TASK GOAL |
Output the listing below verbatim.

RECORDS FOR PROCESSING |
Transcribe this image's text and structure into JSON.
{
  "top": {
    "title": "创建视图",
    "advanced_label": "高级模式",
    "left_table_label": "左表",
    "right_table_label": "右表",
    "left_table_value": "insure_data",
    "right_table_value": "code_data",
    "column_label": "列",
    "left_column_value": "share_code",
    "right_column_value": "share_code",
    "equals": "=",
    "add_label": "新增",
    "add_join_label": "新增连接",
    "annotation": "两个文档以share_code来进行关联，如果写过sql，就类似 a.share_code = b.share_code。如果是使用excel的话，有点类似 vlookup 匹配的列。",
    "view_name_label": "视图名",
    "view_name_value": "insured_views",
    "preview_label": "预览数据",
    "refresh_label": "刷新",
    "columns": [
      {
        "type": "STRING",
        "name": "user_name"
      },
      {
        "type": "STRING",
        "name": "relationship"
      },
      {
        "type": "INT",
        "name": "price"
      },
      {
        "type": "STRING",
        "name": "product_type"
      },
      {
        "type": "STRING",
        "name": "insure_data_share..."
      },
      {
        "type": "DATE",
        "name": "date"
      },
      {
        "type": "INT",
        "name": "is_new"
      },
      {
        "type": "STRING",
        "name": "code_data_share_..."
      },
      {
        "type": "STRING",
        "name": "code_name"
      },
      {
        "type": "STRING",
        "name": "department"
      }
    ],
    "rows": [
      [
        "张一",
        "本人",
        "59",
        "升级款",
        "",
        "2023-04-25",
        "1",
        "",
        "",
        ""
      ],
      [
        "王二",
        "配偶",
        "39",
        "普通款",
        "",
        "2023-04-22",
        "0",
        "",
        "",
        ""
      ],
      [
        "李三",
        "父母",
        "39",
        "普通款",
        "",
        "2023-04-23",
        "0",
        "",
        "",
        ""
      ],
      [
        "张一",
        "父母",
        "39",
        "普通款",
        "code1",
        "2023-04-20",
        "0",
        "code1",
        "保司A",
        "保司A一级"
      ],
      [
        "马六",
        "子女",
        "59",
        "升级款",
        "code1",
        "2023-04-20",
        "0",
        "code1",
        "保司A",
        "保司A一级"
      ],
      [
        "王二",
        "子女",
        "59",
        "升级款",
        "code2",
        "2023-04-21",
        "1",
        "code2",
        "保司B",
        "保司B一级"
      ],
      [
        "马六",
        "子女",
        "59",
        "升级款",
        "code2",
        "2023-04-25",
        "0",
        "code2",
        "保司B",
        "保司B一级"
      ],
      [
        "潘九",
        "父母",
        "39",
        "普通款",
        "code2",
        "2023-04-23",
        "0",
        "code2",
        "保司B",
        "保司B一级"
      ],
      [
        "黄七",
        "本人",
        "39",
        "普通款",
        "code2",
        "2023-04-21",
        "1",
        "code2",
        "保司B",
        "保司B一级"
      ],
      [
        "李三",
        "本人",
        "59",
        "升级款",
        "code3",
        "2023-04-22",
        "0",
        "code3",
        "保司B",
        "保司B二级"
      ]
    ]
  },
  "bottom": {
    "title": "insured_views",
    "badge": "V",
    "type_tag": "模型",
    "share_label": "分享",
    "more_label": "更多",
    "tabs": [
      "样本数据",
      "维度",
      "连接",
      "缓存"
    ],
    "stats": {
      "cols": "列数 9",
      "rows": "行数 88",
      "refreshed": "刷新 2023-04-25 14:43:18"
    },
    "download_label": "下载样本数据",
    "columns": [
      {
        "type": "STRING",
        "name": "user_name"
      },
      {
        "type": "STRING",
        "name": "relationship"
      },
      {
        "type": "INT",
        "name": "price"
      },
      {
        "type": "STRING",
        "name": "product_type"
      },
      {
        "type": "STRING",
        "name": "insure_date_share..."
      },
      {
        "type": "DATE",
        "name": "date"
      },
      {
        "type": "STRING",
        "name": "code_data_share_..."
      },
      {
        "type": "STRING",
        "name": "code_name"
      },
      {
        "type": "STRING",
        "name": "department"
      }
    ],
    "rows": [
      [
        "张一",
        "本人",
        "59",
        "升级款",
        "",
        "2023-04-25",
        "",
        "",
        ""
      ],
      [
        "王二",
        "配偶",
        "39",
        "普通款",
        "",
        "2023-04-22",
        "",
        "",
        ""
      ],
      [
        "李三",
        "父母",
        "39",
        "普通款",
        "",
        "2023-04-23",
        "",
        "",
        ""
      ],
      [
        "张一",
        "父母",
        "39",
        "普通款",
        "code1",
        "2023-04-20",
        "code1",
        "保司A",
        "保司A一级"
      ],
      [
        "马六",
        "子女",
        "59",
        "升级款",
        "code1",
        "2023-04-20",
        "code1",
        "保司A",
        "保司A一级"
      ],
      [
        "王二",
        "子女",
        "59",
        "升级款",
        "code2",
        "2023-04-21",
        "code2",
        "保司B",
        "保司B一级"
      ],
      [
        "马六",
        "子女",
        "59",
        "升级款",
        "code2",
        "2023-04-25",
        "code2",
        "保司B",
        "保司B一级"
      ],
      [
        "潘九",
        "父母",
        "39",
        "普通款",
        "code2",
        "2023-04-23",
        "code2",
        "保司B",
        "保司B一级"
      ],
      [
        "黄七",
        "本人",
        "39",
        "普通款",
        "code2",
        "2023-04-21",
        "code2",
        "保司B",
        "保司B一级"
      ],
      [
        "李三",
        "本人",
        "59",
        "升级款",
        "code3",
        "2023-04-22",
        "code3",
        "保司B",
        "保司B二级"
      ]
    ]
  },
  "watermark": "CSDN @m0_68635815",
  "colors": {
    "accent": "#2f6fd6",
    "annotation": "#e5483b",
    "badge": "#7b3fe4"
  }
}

TASK RESPONSE |
Transcribe this image's text and structure into JSON.
{
  "top": {
    "title": "创建视图",
    "advanced_label": "高级模式",
    "left_table_label": "左表",
    "right_table_label": "右表",
    "left_table_value": "insure_data",
    "right_table_value": "code_data",
    "column_label": "列",
    "left_column_value": "share_code",
    "right_column_value": "share_code",
    "equals": "=",
    "add_label": "新增",
    "add_join_label": "新增连接",
    "annotation": "两个文档以share_code来进行关联，如果写过sql，就类似 a.share_code = b.share_code。如果是使用excel的话，有点类似 vlookup 匹配的列。",
    "view_name_label": "视图名",
    "view_name_value": "insured_views",
    "preview_label": "预览数据",
    "refresh_label": "刷新",
    "columns": [
      {
        "type": "STRING",
        "name": "user_name"
      },
      {
        "type": "STRING",
        "name": "relationship"
      },
      {
        "type": "INT",
        "name": "price"
      },
      {
        "type": "STRING",
        "name": "product_type"
      },
      {
        "type": "STRING",
        "name": "insure_data_share..."
      },
      {
        "type": "DATE",
        "name": "date"
      },
      {
        "type": "INT",
        "name": "is_new"
      },
      {
        "type": "STRING",
        "name": "code_data_share_..."
      },
      {
        "type": "STRING",
        "name": "code_name"
      },
      {
        "type": "STRING",
        "name": "department"
      }
    ],
    "rows": [
      [
        "张一",
        "本人",
        "59",
        "升级款",
        "",
        "2023-04-25",
        "1",
        "",
        "",
        ""
      ],
      [
        "王二",
        "配偶",
        "39",
        "普通款",
        "",
        "2023-04-22",
        "0",
        "",
        "",
        ""
      ],
      [
        "李三",
        "父母",
        "39",
        "普通款",
        "",
        "2023-04-23",
        "0",
        "",
        "",
        ""
      ],
      [
        "张一",
        "父母",
        "39",
        "普通款",
        "code1",
        "2023-04-20",
        "0",
        "code1",
        "保司A",
        "保司A一级"
      ],
      [
        "马六",
        "子女",
        "59",
        "升级款",
        "code1",
        "2023-04-20",
        "0",
        "code1",
        "保司A",
        "保司A一级"
      ],
      [
        "王二",
        "子女",
        "59",
        "升级款",
        "code2",
        "2023-04-21",
        "1",
        "code2",
        "保司B",
        "保司B一级"
      ],
      [
        "马六",
        "子女",
        "59",
        "升级款",
        "code2",
        "2023-04-25",
        "0",
        "code2",
        "保司B",
        "保司B一级"
      ],
      [
        "潘九",
        "父母",
        "39",
        "普通款",
        "code2",
        "2023-04-23",
        "0",
        "code2",
        "保司B",
        "保司B一级"
      ],
      [
        "黄七",
        "本人",
        "39",
        "普通款",
        "code2",
        "2023-04-21",
        "1",
        "code2",
        "保司B",
        "保司B一级"
      ],
      [
        "李三",
        "本人",
        "59",
        "升级款",
        "code3",
        "2023-04-22",
        "0",
        "code3",
        "保司B",
        "保司B二级"
      ]
    ]
  },
  "bottom": {
    "title": "insured_views",
    "badge": "V",
    "type_tag": "模型",
    "share_label": "分享",
    "more_label": "更多",
    "tabs": [
      "样本数据",
      "维度",
      "连接",
      "缓存"
    ],
    "stats": {
      "cols": "列数 9",
      "rows": "行数 88",
      "refreshed": "刷新 2023-04-25 14:43:18"
    },
    "download_label": "下载样本数据",
    "columns": [
      {
        "type": "STRING",
        "name": "user_name"
      },
      {
        "type": "STRING",
        "name": "relationship"
      },
      {
        "type": "INT",
        "name": "price"
      },
      {
        "type": "STRING",
        "name": "product_type"
      },
      {
        "type": "STRING",
        "name": "insure_date_share..."
      },
      {
        "type": "DATE",
        "name": "date"
      },
      {
        "type": "STRING",
        "name": "code_data_share_..."
      },
      {
        "type": "STRING",
        "name": "code_name"
      },
      {
        "type": "STRING",
        "name": "department"
      }
    ],
    "rows": [
      [
        "张一",
        "本人",
        "59",
        "升级款",
        "",
        "2023-04-25",
        "",
        "",
        ""
      ],
      [
        "王二",
        "配偶",
        "39",
        "普通款",
        "",
        "2023-04-22",
        "",
        "",
        ""
      ],
      [
        "李三",
        "父母",
        "39",
        "普通款",
        "",
        "2023-04-23",
        "",
        "",
        ""
      ],
      [
        "张一",
        "父母",
        "39",
        "普通款",
        "code1",
        "2023-04-20",
        "code1",
        "保司A",
        "保司A一级"
      ],
      [
        "马六",
        "子女",
        "59",
        "升级款",
        "code1",
        "2023-04-20",
        "code1",
        "保司A",
        "保司A一级"
      ],
      [
        "王二",
        "子女",
        "59",
        "升级款",
        "code2",
        "2023-04-21",
        "code2",
        "保司B",
        "保司B一级"
      ],
      [
        "马六",
        "子女",
        "59",
        "升级款",
        "code2",
        "2023-04-25",
        "code2",
        "保司B",
        "保司B一级"
      ],
      [
        "潘九",
        "父母",
        "39",
        "普通款",
        "code2",
        "2023-04-23",
        "code2",
        "保司B",
        "保司B一级"
      ],
      [
        "黄七",
        "本人",
        "39",
        "普通款",
        "code2",
        "2023-04-21",
        "code2",
        "保司B",
        "保司B一级"
      ],
      [
        "李三",
        "本人",
        "59",
        "升级款",
        "code3",
        "2023-04-22",
        "code3",
        "保司B",
        "保司B二级"
      ]
    ]
  },
  "watermark": "CSDN @m0_68635815",
  "colors": {
    "accent": "#2f6fd6",
    "annotation": "#e5483b",
    "badge": "#7b3fe4"
  }
}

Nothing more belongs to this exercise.